Stigma around Mental Health and Obstacles to Seeking Help
The stigma associated with mental health concerns still prevents college students from getting the anxiety treatment they need. Students frequently put off seeking prompt treatment due to social stigma, fear of being judged, and misconceptions about mental health, which exacerbates their anxiety and restricts their access to essential services.
Coping Techniques and Anxiety Management Strategies
Although anxiety is common on college campuses, students can strengthen their mental resilience and manage these stressors by using a variety of coping techniques and strategies:
Seeking Support: Counseling and mental health support services are commonly provided by colleges and institutions. Encouraging students to make use of these tools can give them a secure forum in which to voice their worries and obtain expert advice.
Effective stress and anxiety management can be achieved by students through the use of mindfulness, deep breathing techniques, yoga, meditation, and other relaxation and mental health strategies.
Time management and task prioritization: Students might feel less stressed about their academic work and more in control of their burden by learning efficient time management techniques and receiving assistance with task prioritization.

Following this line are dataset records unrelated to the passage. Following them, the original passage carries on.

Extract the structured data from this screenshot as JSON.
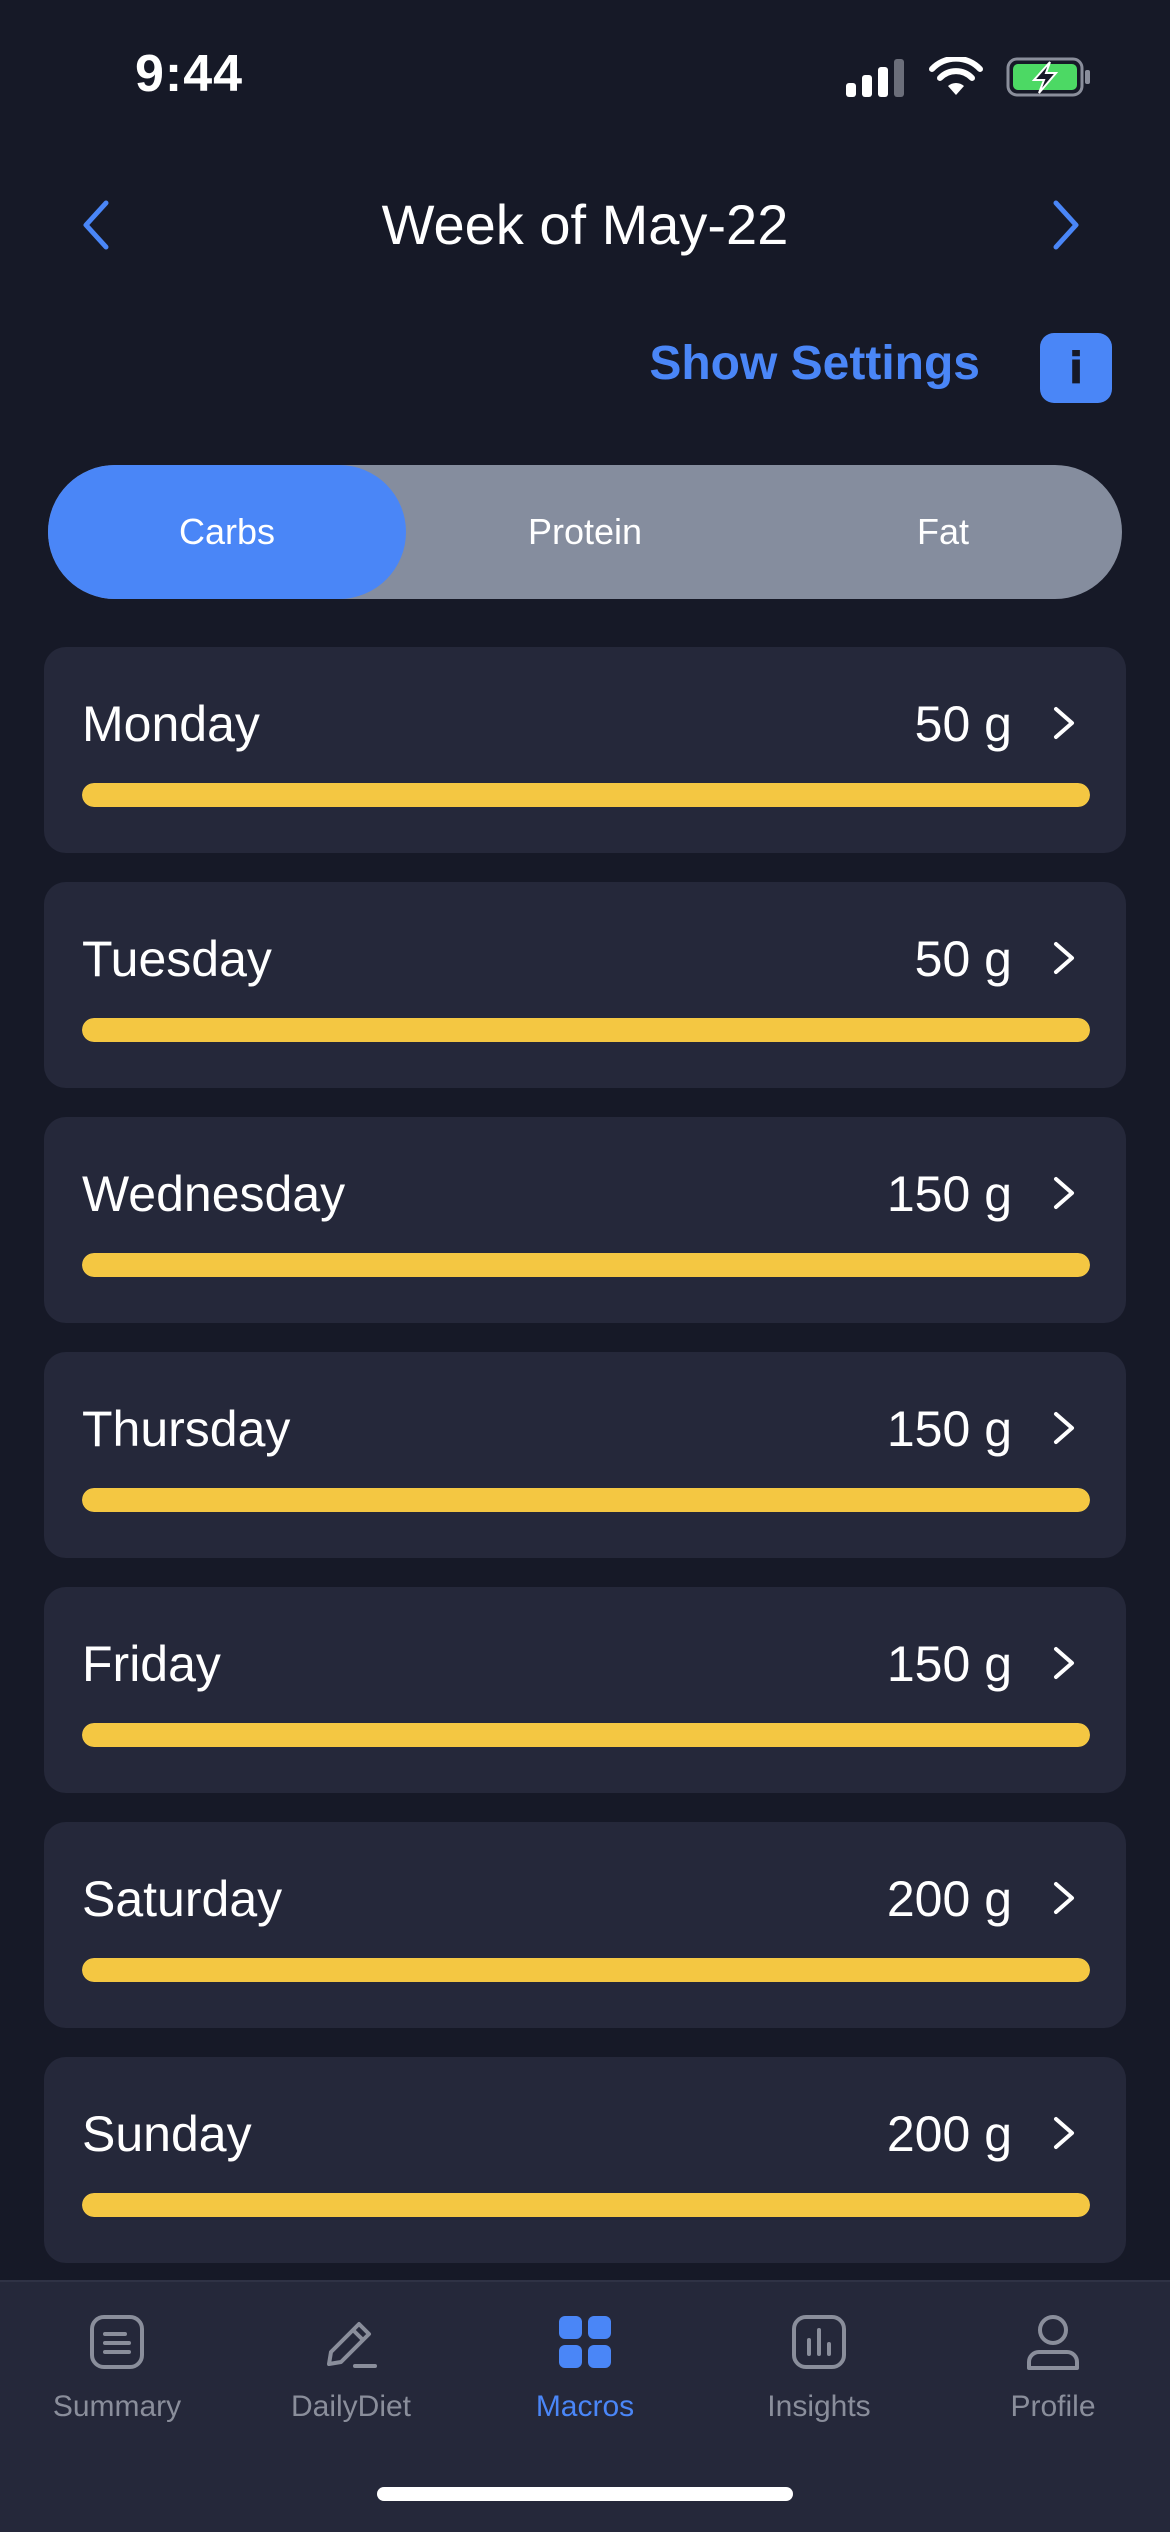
{
  "status_bar": {
    "time": "9:44"
  },
  "header": {
    "title": "Week of May-22"
  },
  "settings": {
    "link_label": "Show Settings",
    "info_label": "i"
  },
  "segments": [
    {
      "label": "Carbs",
      "active": true
    },
    {
      "label": "Protein",
      "active": false
    },
    {
      "label": "Fat",
      "active": false
    }
  ],
  "days": [
    {
      "name": "Monday",
      "value": "50 g",
      "progress": 1.0
    },
    {
      "name": "Tuesday",
      "value": "50 g",
      "progress": 1.0
    },
    {
      "name": "Wednesday",
      "value": "150 g",
      "progress": 1.0
    },
    {
      "name": "Thursday",
      "value": "150 g",
      "progress": 1.0
    },
    {
      "name": "Friday",
      "value": "150 g",
      "progress": 1.0
    },
    {
      "name": "Saturday",
      "value": "200 g",
      "progress": 1.0
    },
    {
      "name": "Sunday",
      "value": "200 g",
      "progress": 1.0
    }
  ],
  "tabs": [
    {
      "label": "Summary",
      "icon": "document-icon",
      "active": false
    },
    {
      "label": "DailyDiet",
      "icon": "pencil-icon",
      "active": false
    },
    {
      "label": "Macros",
      "icon": "grid-icon",
      "active": true
    },
    {
      "label": "Insights",
      "icon": "bar-chart-icon",
      "active": false
    },
    {
      "label": "Profile",
      "icon": "person-icon",
      "active": false
    }
  ],
  "colors": {
    "background": "#161927",
    "card": "#25283a",
    "accent": "#4a86f7",
    "progress": "#f4c742",
    "segment_inactive": "#858d9e"
  }
}
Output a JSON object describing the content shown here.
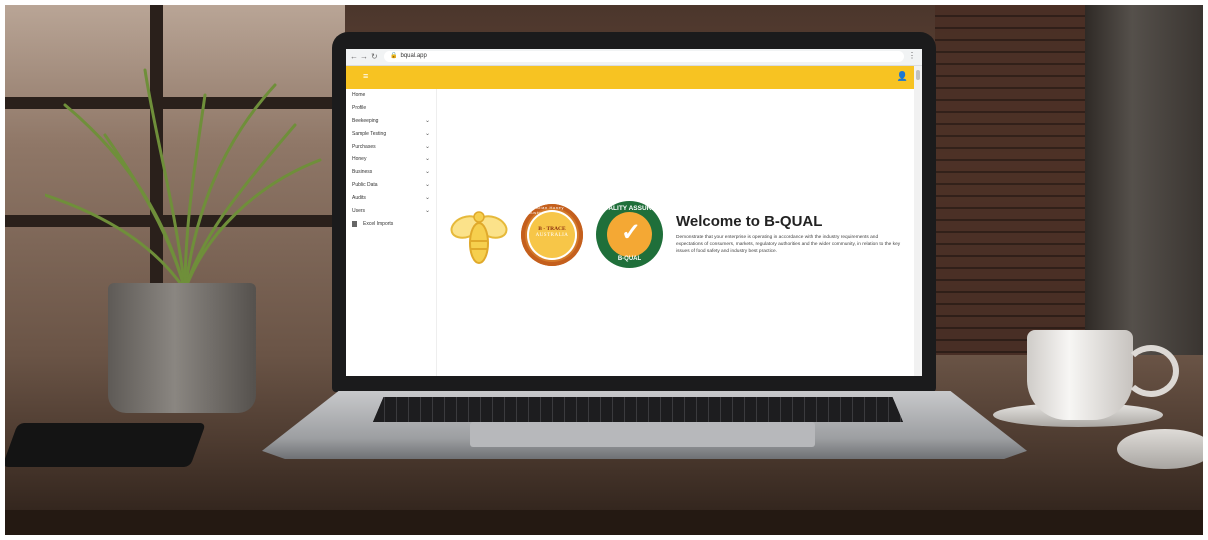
{
  "browser": {
    "url": "bqual.app",
    "back_icon": "arrow-left",
    "forward_icon": "arrow-right",
    "reload_icon": "reload",
    "lock_icon": "lock"
  },
  "appbar": {
    "color": "#f7c322",
    "menu_icon": "hamburger",
    "user_icon": "user"
  },
  "sidebar": {
    "items": [
      {
        "label": "Home",
        "expandable": false
      },
      {
        "label": "Profile",
        "expandable": false
      },
      {
        "label": "Beekeeping",
        "expandable": true
      },
      {
        "label": "Sample Testing",
        "expandable": true
      },
      {
        "label": "Purchases",
        "expandable": true
      },
      {
        "label": "Honey",
        "expandable": true
      },
      {
        "label": "Business",
        "expandable": true
      },
      {
        "label": "Public Data",
        "expandable": true
      },
      {
        "label": "Audits",
        "expandable": true
      },
      {
        "label": "Users",
        "expandable": true
      },
      {
        "label": "Excel Imports",
        "expandable": false,
        "icon": "file"
      }
    ]
  },
  "logos": {
    "btrace": {
      "ring": "Australian Honey Industry",
      "line1": "B - TRACE",
      "line2": "AUSTRALIA"
    },
    "quality": {
      "top": "QUALITY ASSURED",
      "bottom": "B-QUAL"
    }
  },
  "main": {
    "title": "Welcome to B-QUAL",
    "description": "Demonstrate that your enterprise is operating in accordance with the industry requirements and expectations of consumers, markets, regulatory authorities and the wider community, in relation to the key issues of food safety and industry best practice."
  }
}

Healthy Lifestyle Options: Promoting consistent exercise, a well-balanced diet, enough sleep, and reducing substance usage can all have a good effect on mental health and lessen the symptoms of anxiety.
Peer Support Networks: Creating student-led projects or peer support groups helps students feel connected to one another and gives them a safe space to talk about their experiences and coping mechanisms.
Awareness and Education: Encouraging mental health awareness campaigns, workshops, and seminars helps students talk openly about anxiety and mental health issues while also reducing stigma.
Access to Flexible Services: Students who are anxious can benefit from flexible academic accommodations including shortened deadlines or lighter course loads.
The Function of Universities and Colleges in Treating Anxiety
Universities and colleges are essential for promoting students’ mental health and fostering an environment that supports academic success.
More Resources for Mental Health: Funding for all-inclusive mental health services, such as outreach initiatives, counseling facilities, and hotlines, guarantees that students will have prompt access to assistance.
Training and Education: Offering mental health training and education to academic staff, students, and faculty members creates a friendly atmosphere and enables them to identify symptoms of distress and provide the necessary assistance.
Taking Away the Shame and Normalizing Asking for Help: Putting anti-stigma campaigns into action and normalizing discussions about mental health can lower obstacles to getting assistance and foster an accepting and open atmosphere.
Partnerships and Collaboration: Working together with neighborhood resources and mental health groups improves the range of services offered to students, offering all-encompassing assistance outside of school limits.
College student anxiety is a complex problem that is impacted by transitional, social, financial, and academic pressures. It is critical to acknowledge the difficulties kids encounter and to put comprehensive procedures into place to support their mental health. Colleges and universities can significantly contribute to reducing anxiety and promoting the overall well-being of their students by creating a supportive campus community, expanding access to mental health resources, raising awareness, and providing coping mechanisms.
This long essay tries to clarify the several pressures that cause anxiety in college students and offers coping mechanisms and institutional help. Prioritizing mental health programs is imperative for schools and universities to safeguard the welfare of their student body.